Property Condition Disclosure Statement – What to Know

As a homebuyer or seller in New York, it’s crucial to stay informed about the recent updates to the Property Condition Disclosure Statement (PCDS) that took effect on March 20, 2024. These changes aim to provide greater transparency and protection for all parties involved in residential real estate transactions.

The Elimination of the $500 Credit

One of the most significant changes is the removal of the $500 credit option for sellers who fail to provide the PCDS. Previously, sellers could choose to pay a $500 credit to the buyer at closing instead of completing the disclosure statement. However, it is now mandatory for sellers to complete and deliver the PCDS to potential buyers before signing a binding contract of sale.

Increased Focus on Flood Risk Disclosure

The updated PCDS now includes seven additional questions specifically related to flood hazards and risks. Sellers must disclose whether the property is located in a FEMA-designated 100-year or 500-year floodplain, whether flood insurance is required, and if any claims for flood damage or disaster assistance have been filed or received.

This heightened emphasis on flood risk disclosure is a direct response to the increasing frequency and severity of flooding events in recent years. By providing this information upfront, buyers can make more informed decisions and better assess the potential risks and costs associated with owning a property in a flood-prone area.

Liability for Willful Failure to Disclose

While the previous version of the PCDS held sellers liable for actual damages resulting from a willful failure to provide the disclosure statement, the updated law clarifies this liability. Sellers who willfully fail to provide the PCDS or provide inaccurate or incomplete information may be held liable for actual damages incurred by the buyer.

This change underscores the importance of truthful and comprehensive disclosure by sellers, as well as the potential legal consequences of failing to comply with the PCDS requirements.

Responsibilities of Real Estate Professionals

Real estate professionals, including listing agents and buyer’s agents, also have specific responsibilities under the updated PCDS law. Listing agents must inform sellers of their obligations to complete the PCDS, while buyer’s agents (or the seller’s agent if the buyer is unrepresented) must inform buyers of their rights to receive the disclosure statement.

Failure to fulfill these duties could potentially expose real estate professionals to liability, emphasizing the need for thorough understanding and compliance with the updated PCDS requirements.

Preparing for the Updated PCDS

As a homebuyer or seller in New York, it’s essential to be proactive and prepared for the updated PCDS process.
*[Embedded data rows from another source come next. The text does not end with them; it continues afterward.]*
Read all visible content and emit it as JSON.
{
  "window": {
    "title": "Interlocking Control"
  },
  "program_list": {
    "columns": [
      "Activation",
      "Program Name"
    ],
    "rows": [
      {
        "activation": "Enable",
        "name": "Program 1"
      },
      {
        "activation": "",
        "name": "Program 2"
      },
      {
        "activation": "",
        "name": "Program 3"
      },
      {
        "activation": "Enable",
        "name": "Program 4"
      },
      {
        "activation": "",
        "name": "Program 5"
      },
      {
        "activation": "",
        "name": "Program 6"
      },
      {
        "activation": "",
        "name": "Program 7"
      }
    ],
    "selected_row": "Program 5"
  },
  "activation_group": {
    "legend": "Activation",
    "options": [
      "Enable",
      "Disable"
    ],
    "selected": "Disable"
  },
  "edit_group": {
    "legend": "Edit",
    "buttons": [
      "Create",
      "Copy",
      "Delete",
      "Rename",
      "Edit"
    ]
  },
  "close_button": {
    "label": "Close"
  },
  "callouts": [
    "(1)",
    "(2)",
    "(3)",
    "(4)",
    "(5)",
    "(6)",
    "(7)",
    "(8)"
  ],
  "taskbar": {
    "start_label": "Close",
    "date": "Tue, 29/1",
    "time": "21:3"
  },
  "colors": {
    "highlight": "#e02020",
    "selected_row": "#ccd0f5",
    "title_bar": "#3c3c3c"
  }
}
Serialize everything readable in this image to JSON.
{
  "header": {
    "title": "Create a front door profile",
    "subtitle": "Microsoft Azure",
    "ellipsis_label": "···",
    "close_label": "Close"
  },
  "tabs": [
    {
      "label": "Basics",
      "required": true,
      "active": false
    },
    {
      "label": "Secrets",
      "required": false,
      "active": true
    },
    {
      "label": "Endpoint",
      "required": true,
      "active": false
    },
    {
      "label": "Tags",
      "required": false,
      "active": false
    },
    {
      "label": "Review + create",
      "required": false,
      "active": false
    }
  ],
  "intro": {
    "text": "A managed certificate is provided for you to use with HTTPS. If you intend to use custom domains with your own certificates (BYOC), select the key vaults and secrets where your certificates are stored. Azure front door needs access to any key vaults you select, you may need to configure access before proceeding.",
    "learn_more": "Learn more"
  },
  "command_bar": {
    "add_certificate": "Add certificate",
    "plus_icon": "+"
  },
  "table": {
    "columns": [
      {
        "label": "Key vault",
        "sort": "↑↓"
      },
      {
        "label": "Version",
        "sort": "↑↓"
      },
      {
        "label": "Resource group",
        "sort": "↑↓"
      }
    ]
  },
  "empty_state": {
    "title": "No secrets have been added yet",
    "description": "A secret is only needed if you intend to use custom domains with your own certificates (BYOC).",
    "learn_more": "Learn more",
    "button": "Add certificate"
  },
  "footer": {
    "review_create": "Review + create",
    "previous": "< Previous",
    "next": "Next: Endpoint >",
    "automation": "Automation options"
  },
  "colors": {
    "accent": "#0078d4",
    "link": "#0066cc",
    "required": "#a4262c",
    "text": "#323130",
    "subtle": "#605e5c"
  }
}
Here are some tips to keep in mind:

1. Review the updated PCDS form: Familiarize yourself with the new questions, particularly those related to flood risks, to ensure you have the necessary information readily available.

2. Consult with professionals: If you’re a seller, consider consulting with a real estate attorney or professional inspector to ensure accurate and comprehensive disclosure of any known defects or issues with the property.

3. Allow sufficient time: Factor in additional time for completing and reviewing the PCDS, as the increased disclosure requirements may require more effort and attention to detail.

4. Understand your rights and obligations: Whether you’re a buyer or seller, make sure you fully understand your rights and obligations under the updated PCDS law to avoid potential legal issues or disputes.

By staying informed and proactive, both buyers and sellers can navigate the updated PCDS process with confidence, ensuring a smoother and more transparent real estate transaction in New York.

Before You Go!

Schedule Your Inspection Today!